It is mandatory to prepare for the long hard hike to high altitudes through cardio and endurance training. However, don’t confuse altitude training and training for higher altitude.
Altitude training is what athletes do to improve their performance. They try to increase their metabolism & lung capacity and decrease their resting heart rate through these exercises. In contrast, if you’re going for a high elevation hike, opt for HIIT and cross-training exercises in your local gym, backyard, or anywhere else.
Make sure to go for long jogs at least thrice a week to build endurance and learn about your body. Keep listening to your body. Understand how much you can stretch your limits without taking a break. It may decrease a lot in the higher altitudes, but you’ll be able to adapt to it quite easily. Moreover, as lung capacity is critical for altitude hiking, although not necessary, you can start doing some VO2 max training by wearing an oxygen training mask.
- Drink Enough Water and Electrolytes
While hiking to high altitudes, bring enough water and electrolytes for the better. Without enough water or electrolytes, you risk getting dehydrated. And once you’re dehydrated, it takes a lot longer to replenish your systems. In dire cases, dehydration can even end up in a hospital.
The symptoms of dehydration include:
- Getting extremely thirsty
- Dry mouth, lips, and eyes
- Less than adequate peeing
- Dizziness and headache
Apart from these, if you have other conditions like diabetes, diarrhea, heatstroke, and excessive sweating, you can be dehydrated more easily.
Experts recommend drinking at least 2 cups of water with every hour of hiking. However, be careful of Hyponatremia, a condition where sodium levels are reduced due to increased water intake. Keep a balance between water and electrolytes to avoid any critical issues from occurring.

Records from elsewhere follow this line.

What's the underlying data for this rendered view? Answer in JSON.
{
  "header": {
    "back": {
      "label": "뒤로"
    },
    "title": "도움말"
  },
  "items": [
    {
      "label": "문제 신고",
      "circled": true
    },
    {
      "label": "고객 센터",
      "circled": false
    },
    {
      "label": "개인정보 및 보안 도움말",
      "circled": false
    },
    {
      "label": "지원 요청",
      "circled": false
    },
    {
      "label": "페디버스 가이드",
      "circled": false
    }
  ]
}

- Get Oxygen Cans if You Have Breathing Issues
Your breathing issues may become troubling if you’re hiking to high altitudes. But, with enough preparations, a lot of hikers reach the summits without any trouble. In addition to consulting an expert trekking guide and a physician before taking the hike, consider using oxygen cans for emergencies.
Oxygen cans are handy and mostly fit all hiking bags. They come with a breathable mask that needs to be attached to the nozzle before inhalation.

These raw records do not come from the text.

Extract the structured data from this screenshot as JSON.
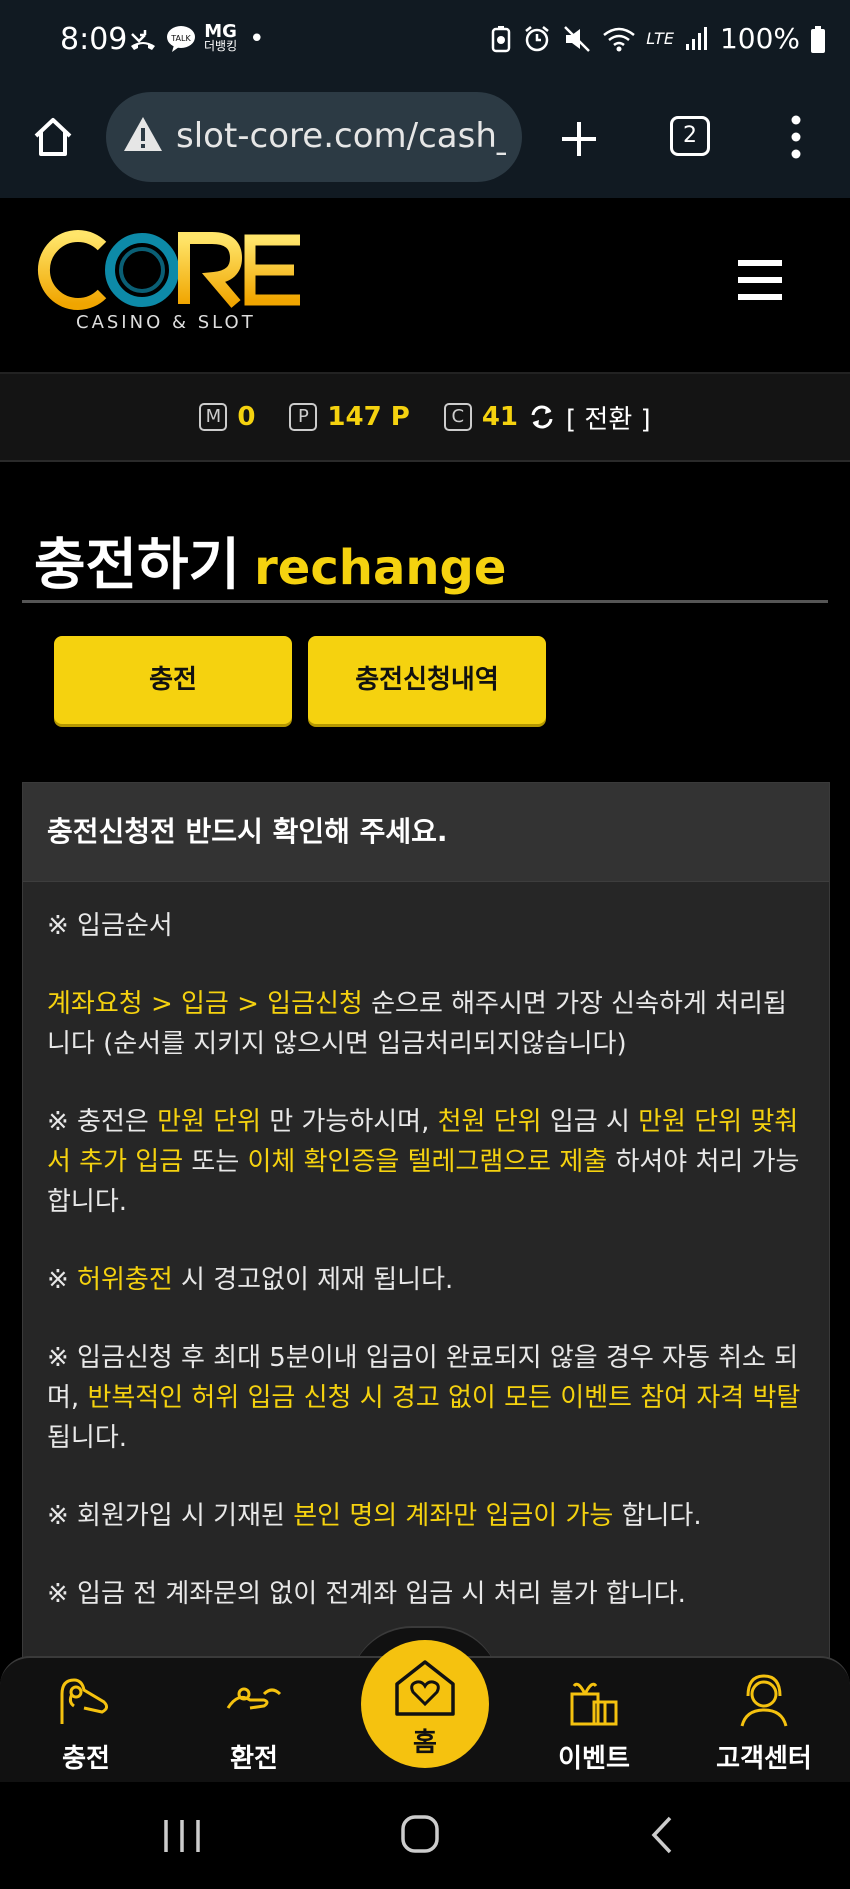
{
  "status": {
    "time": "8:09",
    "battery": "100%",
    "network": "LTE",
    "mg_badge": "MG",
    "mg_sub": "더뱅킹"
  },
  "browser": {
    "url": "slot-core.com/cash_",
    "tab_count": "2"
  },
  "brand": {
    "logo_text": "CORE",
    "logo_sub": "CASINO & SLOT",
    "color": "#f5d20f"
  },
  "points": {
    "m_label": "M",
    "m_value": "0",
    "p_label": "P",
    "p_value": "147 P",
    "c_label": "C",
    "c_value": "41",
    "convert_label": "[ 전환 ]"
  },
  "page": {
    "title_ko": "충전하기",
    "title_en": "rechange"
  },
  "tabs": {
    "charge": "충전",
    "history": "충전신청내역"
  },
  "notice": {
    "heading": "충전신청전 반드시 확인해 주세요.",
    "p1": "※ 입금순서",
    "p2_hl": "계좌요청 > 입금 > 입금신청",
    "p2_rest": " 순으로 해주시면 가장 신속하게 처리됩니다 (순서를 지키지 않으시면 입금처리되지않습니다)",
    "p3_a": "※ 충전은 ",
    "p3_b": "만원 단위",
    "p3_c": " 만 가능하시며, ",
    "p3_d": "천원 단위",
    "p3_e": " 입금 시 ",
    "p3_f": "만원 단위 맞춰서 추가 입금",
    "p3_g": " 또는 ",
    "p3_h": "이체 확인증을 텔레그램으로 제출",
    "p3_i": " 하셔야 처리 가능합니다.",
    "p4_a": "※ ",
    "p4_b": "허위충전",
    "p4_c": " 시 경고없이 제재 됩니다.",
    "p5_a": "※ 입금신청 후 최대 5분이내 입금이 완료되지 않을 경우 자동 취소 되며, ",
    "p5_b": "반복적인 허위 입금 신청 시 경고 없이 모든 이벤트 참여 자격 박탈",
    "p5_c": "됩니다.",
    "p6_a": "※ 회원가입 시 기재된 ",
    "p6_b": "본인 명의 계좌만 입금이 가능",
    "p6_c": " 합니다.",
    "p7": "※ 입금 전 계좌문의 없이 전계좌 입금 시 처리 불가 합니다."
  },
  "bottom_nav": {
    "charge": "충전",
    "exchange": "환전",
    "home": "홈",
    "event": "이벤트",
    "support": "고객센터"
  }
}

- Stay Halfway for a Day or Two to Acclimate
As discussed before, acclimation is the best thing that you can do to prevent any unfortunate complexity.
If you lack any prior experience hiking over 9000ft, consider keeping the ascend slower than you walk in the plains to reduce the chances of developing altitude sickness and other issues. If you’ve had prior issues with altitude sickness, rely on that information to customize your camping elevations.
- Get Sturdy Shoes and Socks
Don’t go on a high-altitude hike wearing brand-new hiking boots. To determine if they can cause blisters, try them out beforehand. If they do, leave them at home or use two pairs of socks—one warm pair and one pair of wicking ones—to avoid blisters when hiking.
Consider using volume reducers under your insoles to prevent friction if your shoes don’t fit. Boots with laces are terrific choices since you can adjust how tight you want them to be.
- Gather Breathable Clothing
High-elevation hiking requires breathable clothing. When conducting extended walks, wicking fabrics that keep moisture off your body should be taken into consideration. Additionally, cotton textiles should not be used since they readily absorb moisture and may take longer to dry.
- Avoid Alcohol and Smoking
You shouldn’t be consuming alcohol while hiking; period. It would lift your heart rate, and blood pressure, and be responsible for making you lost in the wilderness. But, on the other hand, cigarettes, although we aren’t advocating for them, can be a bit effective for higher elevation hiking. Regardless, its harmful effects far outweigh the instantaneous benefits it may or may not offer.
The Bottom Line
Hopefully, you’ll be able to achieve your next high elevation hike without any issues by following the expert tips mentioned here. Don’t forget to prepare for altitude sickness, keep working on your endurance, and drink enough electrolytes. Additionally, acclimate yourself to the altitude and keep your shoes ready for the hike.